The instances of left-liberal erasure and censorship conceal that the overall threat to free expression, generally speaking, comes from the far right. For example, according to the American Library Association, four of the top eleven banned books in the US in 2018 were banned for LGBTQ content. But left-liberal erasure also reinforces the overall logic of censorship. Like the sorcerer’s apprentice, the New Victorians, and the new left, may find themselves unable to control this logic when applied to ends we find antithetical to our own.
[Social Democracy] contented itself with assigning the working-class the role of the savior of future generations. It thereby severed the sinews of its greatest power. Through this schooling the class forgot its hate as much as its spirit of sacrifice. For both nourish themselves on the picture of enslaved forebears, not on the ideal of the emancipated heirs.
The erasure of our history is anathema to the communist.
There is more to be discussed. There is a widespread misunderstanding of art, fostered by the contemporary art world, that art is merely entertainment. It is not. There is the history of Gustave Courbet, the destruction of the Vendome Column, and the Paris Commune. There is the question of “creative destruction.” But there is also the history of the Stalinist erasure of dissident Bolsheviks. The Stalinists erased living-breathing comrades with bullets in their heads. They erased the visual record of those comrades by editing them out of historic photographs.
These are the “magics” of censorship our sorcerer’s apprentices are loosing into the world.
 Of course there is a good deal of social patriotism in New Deal art, a product of the Stalinist Popular Front. This downplayed the contradictions between the actual revolution that unfolded in New England (a Liberty Tree/Pole centered anti-colonial mob of artisans, workers, and small farmers) vs. merchant and plantation interests (that consolidated their power during and after the war).

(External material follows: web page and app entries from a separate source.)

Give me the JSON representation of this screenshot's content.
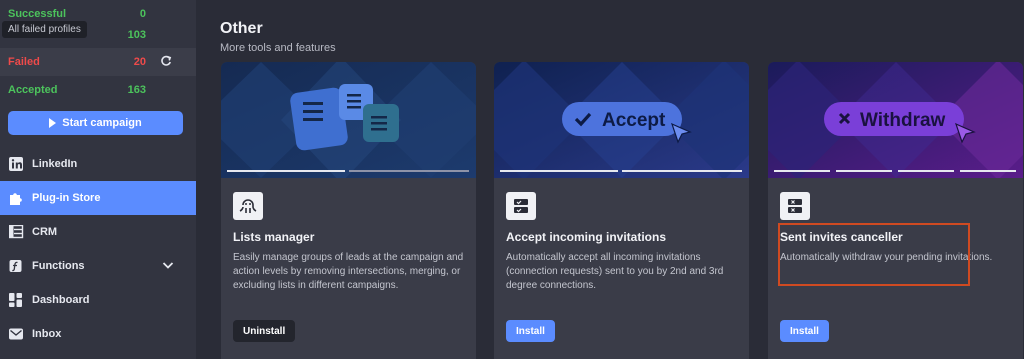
{
  "sidebar": {
    "stats": [
      {
        "label": "Successful",
        "value": "0"
      },
      {
        "label": "All",
        "value": "103"
      },
      {
        "label": "Failed",
        "value": "20"
      },
      {
        "label": "Accepted",
        "value": "163"
      }
    ],
    "tooltip": "All failed profiles",
    "start_button": "Start campaign",
    "nav": [
      {
        "label": "LinkedIn",
        "icon": "linkedin-icon"
      },
      {
        "label": "Plug-in Store",
        "icon": "puzzle-icon"
      },
      {
        "label": "CRM",
        "icon": "table-icon"
      },
      {
        "label": "Functions",
        "icon": "function-icon"
      },
      {
        "label": "Dashboard",
        "icon": "dashboard-icon"
      },
      {
        "label": "Inbox",
        "icon": "mail-icon"
      }
    ]
  },
  "main": {
    "title": "Other",
    "subtitle": "More tools and features",
    "cards": [
      {
        "title": "Lists manager",
        "description": "Easily manage groups of leads at the campaign and action levels by removing intersections, merging, or excluding lists in different campaigns.",
        "button": "Uninstall",
        "icon": "octopus-icon"
      },
      {
        "title": "Accept incoming invitations",
        "description": "Automatically accept all incoming invitations (connection requests) sent to you by 2nd and 3rd degree connections.",
        "button": "Install",
        "banner_label": "Accept",
        "icon": "checklist-icon"
      },
      {
        "title": "Sent invites canceller",
        "description": "Automatically withdraw your pending invitations.",
        "button": "Install",
        "banner_label": "Withdraw",
        "icon": "crosslist-icon"
      }
    ]
  },
  "colors": {
    "accent": "#5b8cff",
    "success": "#4cc35c",
    "danger": "#ef4a4a",
    "highlight": "#cf4a21"
  }
}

 This does not mean there were not blind spots in Arnautoff’s counter-narrative; although to what extent this was strategic (how much criticism he could “get away with”) and how much was his own point-of-view is not clear.

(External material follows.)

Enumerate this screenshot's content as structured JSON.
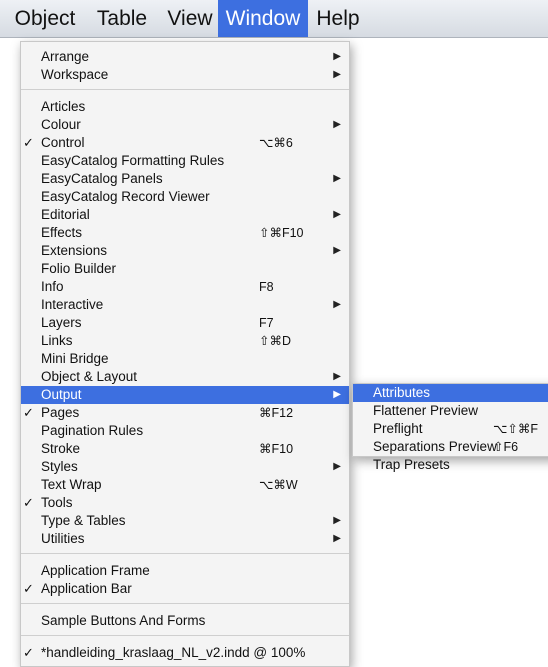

 Lope Yap, vice-president of the Washington High School Alumni Association, and Dewey Crumpler, the artist, neither one of whom are white, are both major defenders of the mural. Barbara A. Brewer, an English teacher at Washington High had 49 of her freshman students write essays about the mural controversy. The majority did not want the murals erased. Only four wrote in favor of removing the art.

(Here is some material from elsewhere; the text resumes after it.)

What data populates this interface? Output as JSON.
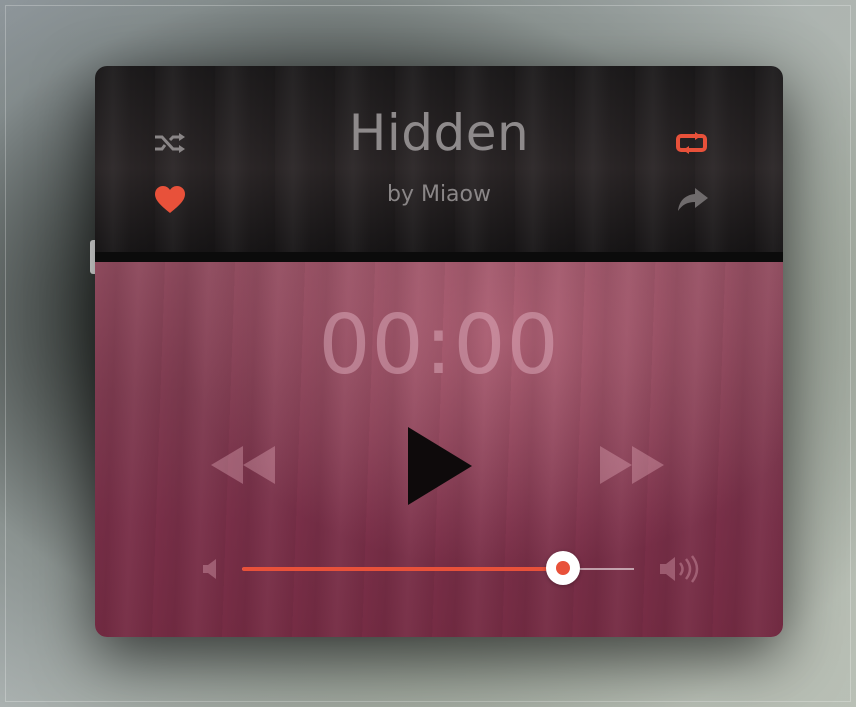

 In 1933 Arnautoff’s mentor was himself famously subject to the destruction of his own mural, Man at the Crossroads, sited at Rockefeller Plaza in New York. In 1933 the New York Times attacked Rivera’s mural, still in production, as communist propaganda. Rivera’s response was to add scenes of an International Workers Day (May Day) procession in Moscow and a portrait of Vladimir Lenin. Rivera hid the additions (particularly the Lenin portrait) from Nelson Rockefeller, hoping to reveal his additions along with the rest of the painting on the May 1st unveiling. Rivera’s ruse was revealed, however, when construction workers accidentally dripped paint on the mural. Rivera was ordered to remove the portrait of Lenin. He refused. While art students and communists protested the mural was destroyed. Rivera created a new version of the mural, on a smaller scale, in Mexico City.
Evicted Art is Red Wedge art and design editor Adam Turl’s blog on anti-capitalism and contemporary studio art. His website is evictedart.com.